The economic, societal and human well-being benefits can only be achieved if there is commitment by all stakeholders to use the best scientific knowledge when formulating solutions that ask: Will these interventions work equally well for women? Will they work equally well for men? Examining science through the gender lens requires a global dialogue.
WHAT: Gender Summit 14 – Africa is organized by African Institute for Mathematical Sciences, in partnership with leading science institutions across Africa. The 2-day event focuses on the effects of Climate Change. Titled “Climate Change through the Gender Lens: Focus on Africa” the program comprises six plenary sessions and four parallel sessions structured around: Advancing Gender Sensitive Climate Change Research and Advancing Gender Sensitive Climate Change Education. There is also a poster exhibition, professional networking activities, and interlinked public engagement side-events.
Topics of discussion include: 
  • Strengthening co-operation between key actors in and outside the science landscape in Africa;
  • Connecting the reality of the UN Sustainable Development targets with technological advancements, and the vision of the 4th Industrial Revolution and;
  • Scientific knowledge base and application in the context of priority political and policy drivers.

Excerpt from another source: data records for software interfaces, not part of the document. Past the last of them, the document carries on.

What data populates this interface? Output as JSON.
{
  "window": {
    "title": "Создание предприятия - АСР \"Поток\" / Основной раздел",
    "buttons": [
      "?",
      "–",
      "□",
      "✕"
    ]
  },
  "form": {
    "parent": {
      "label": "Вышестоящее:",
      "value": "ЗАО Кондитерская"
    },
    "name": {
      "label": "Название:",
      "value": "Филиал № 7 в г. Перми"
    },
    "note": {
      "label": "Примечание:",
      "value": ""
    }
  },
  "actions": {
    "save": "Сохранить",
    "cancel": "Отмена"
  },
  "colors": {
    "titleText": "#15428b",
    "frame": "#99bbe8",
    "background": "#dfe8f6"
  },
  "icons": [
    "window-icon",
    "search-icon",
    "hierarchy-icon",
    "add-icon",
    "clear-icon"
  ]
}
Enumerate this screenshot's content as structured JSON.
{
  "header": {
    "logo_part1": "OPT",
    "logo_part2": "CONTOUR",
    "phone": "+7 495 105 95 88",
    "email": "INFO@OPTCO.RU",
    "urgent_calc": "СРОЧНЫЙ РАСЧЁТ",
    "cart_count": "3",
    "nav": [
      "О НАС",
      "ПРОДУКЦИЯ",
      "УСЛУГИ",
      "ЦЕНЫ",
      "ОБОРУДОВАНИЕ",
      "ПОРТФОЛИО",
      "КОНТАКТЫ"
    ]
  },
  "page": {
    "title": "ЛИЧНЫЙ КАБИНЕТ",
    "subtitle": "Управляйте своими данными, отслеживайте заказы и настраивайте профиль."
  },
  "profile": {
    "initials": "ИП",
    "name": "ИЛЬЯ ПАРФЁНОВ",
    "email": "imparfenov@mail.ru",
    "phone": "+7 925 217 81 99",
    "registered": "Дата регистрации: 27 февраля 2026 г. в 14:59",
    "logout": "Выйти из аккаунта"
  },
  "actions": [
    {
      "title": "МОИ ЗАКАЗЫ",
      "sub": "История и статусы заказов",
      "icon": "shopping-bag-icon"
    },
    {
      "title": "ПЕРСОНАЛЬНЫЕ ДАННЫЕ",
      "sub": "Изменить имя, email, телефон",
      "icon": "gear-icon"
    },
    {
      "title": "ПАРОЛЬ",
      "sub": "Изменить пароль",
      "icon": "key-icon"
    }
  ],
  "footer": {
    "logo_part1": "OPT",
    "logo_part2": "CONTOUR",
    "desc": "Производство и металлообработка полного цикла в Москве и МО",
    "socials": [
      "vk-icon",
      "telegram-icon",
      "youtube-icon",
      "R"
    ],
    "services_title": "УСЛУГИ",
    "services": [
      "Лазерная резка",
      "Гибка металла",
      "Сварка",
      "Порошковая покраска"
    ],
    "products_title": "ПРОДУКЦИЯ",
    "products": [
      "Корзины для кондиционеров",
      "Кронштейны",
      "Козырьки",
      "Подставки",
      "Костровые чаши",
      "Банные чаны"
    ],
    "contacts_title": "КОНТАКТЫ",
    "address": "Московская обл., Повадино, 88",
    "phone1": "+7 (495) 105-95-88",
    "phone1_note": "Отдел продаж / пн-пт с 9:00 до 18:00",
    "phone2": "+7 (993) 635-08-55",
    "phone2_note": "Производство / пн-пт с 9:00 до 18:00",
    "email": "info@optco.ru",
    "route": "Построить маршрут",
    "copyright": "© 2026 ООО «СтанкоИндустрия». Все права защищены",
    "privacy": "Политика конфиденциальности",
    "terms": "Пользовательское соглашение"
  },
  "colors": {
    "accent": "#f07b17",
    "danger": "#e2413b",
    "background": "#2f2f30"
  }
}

WHY: The overarching mission of The Gender Summit is Quality Research through Equality with the aim of reaching consensus, based on scientific evidence, on where improvements to science knowledge and science practice are needed and who should act. Applying the gender lens helps improve research excellence and create opportunities to ask new questions, create sustainable technological innovations and provide better knowledge for development measures.
This is particularly critical now because of the targets of the UN Sustainable Development Agenda and the importance of the gender issue across all Sustainable Development Goals, SDGs, and not just SDG 5, which deals with empowerment of women and girls as a social goal.
The goals of Africa 2063 and the CESA policy agenda also need to be subject to gender analysis to ensure that best research is produced in Africa, for Africa.